### The data:

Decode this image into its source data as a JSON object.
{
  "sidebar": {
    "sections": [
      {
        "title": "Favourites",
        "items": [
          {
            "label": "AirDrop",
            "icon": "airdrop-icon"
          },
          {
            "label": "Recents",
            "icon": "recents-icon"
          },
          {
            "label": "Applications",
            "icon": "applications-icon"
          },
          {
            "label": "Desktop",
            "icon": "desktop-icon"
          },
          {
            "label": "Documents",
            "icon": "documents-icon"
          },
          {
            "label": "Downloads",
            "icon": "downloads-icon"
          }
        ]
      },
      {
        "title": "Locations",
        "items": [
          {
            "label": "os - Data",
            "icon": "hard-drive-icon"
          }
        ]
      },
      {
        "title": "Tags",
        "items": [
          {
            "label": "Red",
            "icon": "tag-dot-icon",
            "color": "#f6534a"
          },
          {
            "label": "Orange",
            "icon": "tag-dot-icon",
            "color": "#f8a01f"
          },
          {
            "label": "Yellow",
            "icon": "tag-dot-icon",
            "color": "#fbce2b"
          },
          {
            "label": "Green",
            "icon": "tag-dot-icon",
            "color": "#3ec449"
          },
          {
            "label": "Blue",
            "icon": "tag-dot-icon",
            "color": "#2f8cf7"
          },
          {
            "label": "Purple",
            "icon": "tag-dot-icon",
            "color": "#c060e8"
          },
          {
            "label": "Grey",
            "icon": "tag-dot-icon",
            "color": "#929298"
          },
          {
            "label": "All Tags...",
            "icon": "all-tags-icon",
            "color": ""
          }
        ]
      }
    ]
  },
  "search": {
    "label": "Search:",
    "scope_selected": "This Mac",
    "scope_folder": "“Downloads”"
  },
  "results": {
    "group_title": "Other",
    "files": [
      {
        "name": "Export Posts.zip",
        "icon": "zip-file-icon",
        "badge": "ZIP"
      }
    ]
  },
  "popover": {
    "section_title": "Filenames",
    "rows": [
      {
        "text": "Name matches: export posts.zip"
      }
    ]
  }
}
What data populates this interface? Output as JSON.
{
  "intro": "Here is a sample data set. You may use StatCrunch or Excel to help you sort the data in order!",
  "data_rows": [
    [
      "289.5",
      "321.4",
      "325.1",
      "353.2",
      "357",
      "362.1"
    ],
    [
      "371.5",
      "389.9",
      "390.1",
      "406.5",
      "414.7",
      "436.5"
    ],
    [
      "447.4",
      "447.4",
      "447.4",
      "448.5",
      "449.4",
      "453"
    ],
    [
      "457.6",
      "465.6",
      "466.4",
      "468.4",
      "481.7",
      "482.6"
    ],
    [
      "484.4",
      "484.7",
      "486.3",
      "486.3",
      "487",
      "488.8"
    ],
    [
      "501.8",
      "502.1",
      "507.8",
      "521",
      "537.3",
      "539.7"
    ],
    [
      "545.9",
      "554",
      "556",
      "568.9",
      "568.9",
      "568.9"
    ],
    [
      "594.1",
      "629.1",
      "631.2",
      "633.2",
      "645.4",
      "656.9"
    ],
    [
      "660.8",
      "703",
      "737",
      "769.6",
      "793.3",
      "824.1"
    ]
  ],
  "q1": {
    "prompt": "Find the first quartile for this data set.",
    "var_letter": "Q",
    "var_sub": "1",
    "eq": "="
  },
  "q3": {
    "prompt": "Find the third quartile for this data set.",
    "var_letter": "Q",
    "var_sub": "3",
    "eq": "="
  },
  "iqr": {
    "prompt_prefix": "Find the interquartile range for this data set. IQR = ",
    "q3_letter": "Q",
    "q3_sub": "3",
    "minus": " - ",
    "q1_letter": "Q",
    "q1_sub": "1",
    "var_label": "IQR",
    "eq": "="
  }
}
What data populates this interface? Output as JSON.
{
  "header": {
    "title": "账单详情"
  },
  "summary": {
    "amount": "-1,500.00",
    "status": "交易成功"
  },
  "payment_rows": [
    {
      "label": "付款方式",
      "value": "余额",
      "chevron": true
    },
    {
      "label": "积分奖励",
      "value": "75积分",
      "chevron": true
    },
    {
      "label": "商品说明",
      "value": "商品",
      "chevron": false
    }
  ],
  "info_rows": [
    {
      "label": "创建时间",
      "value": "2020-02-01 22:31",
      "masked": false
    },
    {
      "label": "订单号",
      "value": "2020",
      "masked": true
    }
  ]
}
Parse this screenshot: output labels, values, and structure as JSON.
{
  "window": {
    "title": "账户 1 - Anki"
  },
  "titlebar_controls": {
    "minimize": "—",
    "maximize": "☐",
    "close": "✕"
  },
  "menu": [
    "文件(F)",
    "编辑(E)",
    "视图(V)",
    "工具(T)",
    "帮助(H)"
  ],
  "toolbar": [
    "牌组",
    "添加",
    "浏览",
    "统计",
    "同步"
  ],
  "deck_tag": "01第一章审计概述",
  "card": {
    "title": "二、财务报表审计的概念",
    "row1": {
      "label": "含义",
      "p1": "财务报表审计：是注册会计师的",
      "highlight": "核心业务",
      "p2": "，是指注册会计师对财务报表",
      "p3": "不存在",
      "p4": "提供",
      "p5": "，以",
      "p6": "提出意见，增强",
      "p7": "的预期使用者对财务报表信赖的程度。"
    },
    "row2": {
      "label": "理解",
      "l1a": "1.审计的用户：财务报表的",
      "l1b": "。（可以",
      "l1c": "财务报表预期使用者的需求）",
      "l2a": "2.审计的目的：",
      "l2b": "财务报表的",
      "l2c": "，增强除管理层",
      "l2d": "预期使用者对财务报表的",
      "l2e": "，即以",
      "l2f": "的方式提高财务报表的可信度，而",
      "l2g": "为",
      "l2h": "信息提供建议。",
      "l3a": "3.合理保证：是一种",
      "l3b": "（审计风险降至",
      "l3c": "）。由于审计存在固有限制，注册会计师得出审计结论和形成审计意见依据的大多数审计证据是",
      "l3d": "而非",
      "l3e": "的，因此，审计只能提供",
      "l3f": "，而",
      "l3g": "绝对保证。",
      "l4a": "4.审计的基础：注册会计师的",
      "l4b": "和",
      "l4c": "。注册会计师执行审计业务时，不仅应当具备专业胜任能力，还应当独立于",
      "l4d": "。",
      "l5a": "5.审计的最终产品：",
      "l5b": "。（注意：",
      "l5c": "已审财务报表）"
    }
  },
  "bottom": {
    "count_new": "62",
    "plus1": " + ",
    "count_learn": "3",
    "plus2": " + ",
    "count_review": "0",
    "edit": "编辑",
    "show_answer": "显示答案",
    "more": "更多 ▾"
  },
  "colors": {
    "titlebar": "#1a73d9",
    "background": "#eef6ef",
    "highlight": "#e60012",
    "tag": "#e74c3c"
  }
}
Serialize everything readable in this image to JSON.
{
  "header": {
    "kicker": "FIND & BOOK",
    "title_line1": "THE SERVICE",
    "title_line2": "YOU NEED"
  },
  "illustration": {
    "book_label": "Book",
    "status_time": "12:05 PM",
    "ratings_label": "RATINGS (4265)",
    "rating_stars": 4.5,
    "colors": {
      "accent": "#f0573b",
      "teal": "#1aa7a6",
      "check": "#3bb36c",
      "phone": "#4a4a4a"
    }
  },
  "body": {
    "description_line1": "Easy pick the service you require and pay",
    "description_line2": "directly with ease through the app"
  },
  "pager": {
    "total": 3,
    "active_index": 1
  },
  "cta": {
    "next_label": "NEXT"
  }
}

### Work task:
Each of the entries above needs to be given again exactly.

### Exercise answer:
Decode this image into its source data as a JSON object.
{
  "sidebar": {
    "sections": [
      {
        "title": "Favourites",
        "items": [
          {
            "label": "AirDrop",
            "icon": "airdrop-icon"
          },
          {
            "label": "Recents",
            "icon": "recents-icon"
          },
          {
            "label": "Applications",
            "icon": "applications-icon"
          },
          {
            "label": "Desktop",
            "icon": "desktop-icon"
          },
          {
            "label": "Documents",
            "icon": "documents-icon"
          },
          {
            "label": "Downloads",
            "icon": "downloads-icon"
          }
        ]
      },
      {
        "title": "Locations",
        "items": [
          {
            "label": "os - Data",
            "icon": "hard-drive-icon"
          }
        ]
      },
      {
        "title": "Tags",
        "items": [
          {
            "label": "Red",
            "icon": "tag-dot-icon",
            "color": "#f6534a"
          },
          {
            "label": "Orange",
            "icon": "tag-dot-icon",
            "color": "#f8a01f"
          },
          {
            "label": "Yellow",
            "icon": "tag-dot-icon",
            "color": "#fbce2b"
          },
          {
            "label": "Green",
            "icon": "tag-dot-icon",
            "color": "#3ec449"
          },
          {
            "label": "Blue",
            "icon": "tag-dot-icon",
            "color": "#2f8cf7"
          },
          {
            "label": "Purple",
            "icon": "tag-dot-icon",
            "color": "#c060e8"
          },
          {
            "label": "Grey",
            "icon": "tag-dot-icon",
            "color": "#929298"
          },
          {
            "label": "All Tags...",
            "icon": "all-tags-icon",
            "color": ""
          }
        ]
      }
    ]
  },
  "search": {
    "label": "Search:",
    "scope_selected": "This Mac",
    "scope_folder": "“Downloads”"
  },
  "results": {
    "group_title": "Other",
    "files": [
      {
        "name": "Export Posts.zip",
        "icon": "zip-file-icon",
        "badge": "ZIP"
      }
    ]
  },
  "popover": {
    "section_title": "Filenames",
    "rows": [
      {
        "text": "Name matches: export posts.zip"
      }
    ]
  }
}
What data populates this interface? Output as JSON.
{
  "intro": "Here is a sample data set. You may use StatCrunch or Excel to help you sort the data in order!",
  "data_rows": [
    [
      "289.5",
      "321.4",
      "325.1",
      "353.2",
      "357",
      "362.1"
    ],
    [
      "371.5",
      "389.9",
      "390.1",
      "406.5",
      "414.7",
      "436.5"
    ],
    [
      "447.4",
      "447.4",
      "447.4",
      "448.5",
      "449.4",
      "453"
    ],
    [
      "457.6",
      "465.6",
      "466.4",
      "468.4",
      "481.7",
      "482.6"
    ],
    [
      "484.4",
      "484.7",
      "486.3",
      "486.3",
      "487",
      "488.8"
    ],
    [
      "501.8",
      "502.1",
      "507.8",
      "521",
      "537.3",
      "539.7"
    ],
    [
      "545.9",
      "554",
      "556",
      "568.9",
      "568.9",
      "568.9"
    ],
    [
      "594.1",
      "629.1",
      "631.2",
      "633.2",
      "645.4",
      "656.9"
    ],
    [
      "660.8",
      "703",
      "737",
      "769.6",
      "793.3",
      "824.1"
    ]
  ],
  "q1": {
    "prompt": "Find the first quartile for this data set.",
    "var_letter": "Q",
    "var_sub": "1",
    "eq": "="
  },
  "q3": {
    "prompt": "Find the third quartile for this data set.",
    "var_letter": "Q",
    "var_sub": "3",
    "eq": "="
  },
  "iqr": {
    "prompt_prefix": "Find the interquartile range for this data set. IQR = ",
    "q3_letter": "Q",
    "q3_sub": "3",
    "minus": " - ",
    "q1_letter": "Q",
    "q1_sub": "1",
    "var_label": "IQR",
    "eq": "="
  }
}
What data populates this interface? Output as JSON.
{
  "header": {
    "title": "账单详情"
  },
  "summary": {
    "amount": "-1,500.00",
    "status": "交易成功"
  },
  "payment_rows": [
    {
      "label": "付款方式",
      "value": "余额",
      "chevron": true
    },
    {
      "label": "积分奖励",
      "value": "75积分",
      "chevron": true
    },
    {
      "label": "商品说明",
      "value": "商品",
      "chevron": false
    }
  ],
  "info_rows": [
    {
      "label": "创建时间",
      "value": "2020-02-01 22:31",
      "masked": false
    },
    {
      "label": "订单号",
      "value": "2020",
      "masked": true
    }
  ]
}
Parse this screenshot: output labels, values, and structure as JSON.
{
  "window": {
    "title": "账户 1 - Anki"
  },
  "titlebar_controls": {
    "minimize": "—",
    "maximize": "☐",
    "close": "✕"
  },
  "menu": [
    "文件(F)",
    "编辑(E)",
    "视图(V)",
    "工具(T)",
    "帮助(H)"
  ],
  "toolbar": [
    "牌组",
    "添加",
    "浏览",
    "统计",
    "同步"
  ],
  "deck_tag": "01第一章审计概述",
  "card": {
    "title": "二、财务报表审计的概念",
    "row1": {
      "label": "含义",
      "p1": "财务报表审计：是注册会计师的",
      "highlight": "核心业务",
      "p2": "，是指注册会计师对财务报表",
      "p3": "不存在",
      "p4": "提供",
      "p5": "，以",
      "p6": "提出意见，增强",
      "p7": "的预期使用者对财务报表信赖的程度。"
    },
    "row2": {
      "label": "理解",
      "l1a": "1.审计的用户：财务报表的",
      "l1b": "。（可以",
      "l1c": "财务报表预期使用者的需求）",
      "l2a": "2.审计的目的：",
      "l2b": "财务报表的",
      "l2c": "，增强除管理层",
      "l2d": "预期使用者对财务报表的",
      "l2e": "，即以",
      "l2f": "的方式提高财务报表的可信度，而",
      "l2g": "为",
      "l2h": "信息提供建议。",
      "l3a": "3.合理保证：是一种",
      "l3b": "（审计风险降至",
      "l3c": "）。由于审计存在固有限制，注册会计师得出审计结论和形成审计意见依据的大多数审计证据是",
      "l3d": "而非",
      "l3e": "的，因此，审计只能提供",
      "l3f": "，而",
      "l3g": "绝对保证。",
      "l4a": "4.审计的基础：注册会计师的",
      "l4b": "和",
      "l4c": "。注册会计师执行审计业务时，不仅应当具备专业胜任能力，还应当独立于",
      "l4d": "。",
      "l5a": "5.审计的最终产品：",
      "l5b": "。（注意：",
      "l5c": "已审财务报表）"
    }
  },
  "bottom": {
    "count_new": "62",
    "plus1": " + ",
    "count_learn": "3",
    "plus2": " + ",
    "count_review": "0",
    "edit": "编辑",
    "show_answer": "显示答案",
    "more": "更多 ▾"
  },
  "colors": {
    "titlebar": "#1a73d9",
    "background": "#eef6ef",
    "highlight": "#e60012",
    "tag": "#e74c3c"
  }
}
Serialize everything readable in this image to JSON.
{
  "header": {
    "kicker": "FIND & BOOK",
    "title_line1": "THE SERVICE",
    "title_line2": "YOU NEED"
  },
  "illustration": {
    "book_label": "Book",
    "status_time": "12:05 PM",
    "ratings_label": "RATINGS (4265)",
    "rating_stars": 4.5,
    "colors": {
      "accent": "#f0573b",
      "teal": "#1aa7a6",
      "check": "#3bb36c",
      "phone": "#4a4a4a"
    }
  },
  "body": {
    "description_line1": "Easy pick the service you require and pay",
    "description_line2": "directly with ease through the app"
  },
  "pager": {
    "total": 3,
    "active_index": 1
  },
  "cta": {
    "next_label": "NEXT"
  }
}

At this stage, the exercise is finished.